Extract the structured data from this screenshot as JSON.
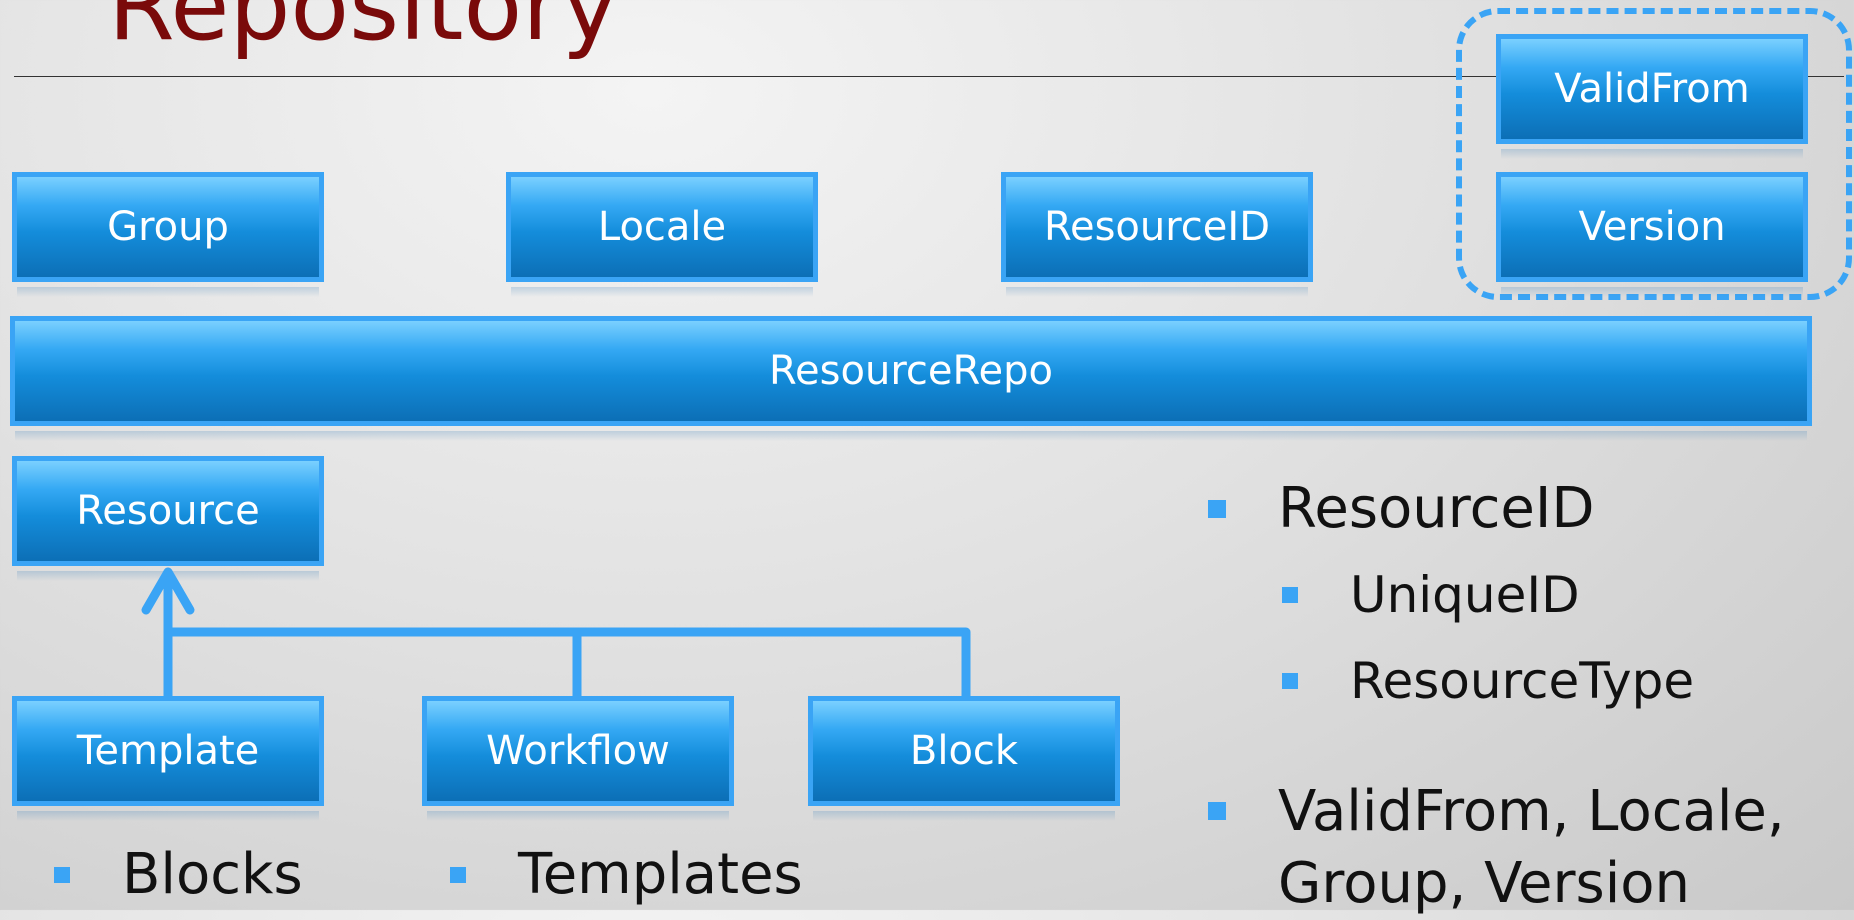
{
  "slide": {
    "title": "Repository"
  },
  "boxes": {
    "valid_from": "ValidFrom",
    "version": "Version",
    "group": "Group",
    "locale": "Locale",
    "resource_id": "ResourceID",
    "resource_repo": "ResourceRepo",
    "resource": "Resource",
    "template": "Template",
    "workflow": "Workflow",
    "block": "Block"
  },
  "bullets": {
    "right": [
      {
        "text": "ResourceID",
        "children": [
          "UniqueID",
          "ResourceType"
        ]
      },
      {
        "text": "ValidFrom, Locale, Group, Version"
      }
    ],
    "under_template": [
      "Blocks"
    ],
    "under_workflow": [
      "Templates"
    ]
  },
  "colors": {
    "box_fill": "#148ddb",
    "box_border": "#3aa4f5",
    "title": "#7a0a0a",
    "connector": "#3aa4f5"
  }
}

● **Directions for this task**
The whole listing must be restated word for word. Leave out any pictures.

● **Answer box**
Extract the structured data from this screenshot as JSON.
{
  "slide": {
    "title": "Repository"
  },
  "boxes": {
    "valid_from": "ValidFrom",
    "version": "Version",
    "group": "Group",
    "locale": "Locale",
    "resource_id": "ResourceID",
    "resource_repo": "ResourceRepo",
    "resource": "Resource",
    "template": "Template",
    "workflow": "Workflow",
    "block": "Block"
  },
  "bullets": {
    "right": [
      {
        "text": "ResourceID",
        "children": [
          "UniqueID",
          "ResourceType"
        ]
      },
      {
        "text": "ValidFrom, Locale, Group, Version"
      }
    ],
    "under_template": [
      "Blocks"
    ],
    "under_workflow": [
      "Templates"
    ]
  },
  "colors": {
    "box_fill": "#148ddb",
    "box_border": "#3aa4f5",
    "title": "#7a0a0a",
    "connector": "#3aa4f5"
  }
}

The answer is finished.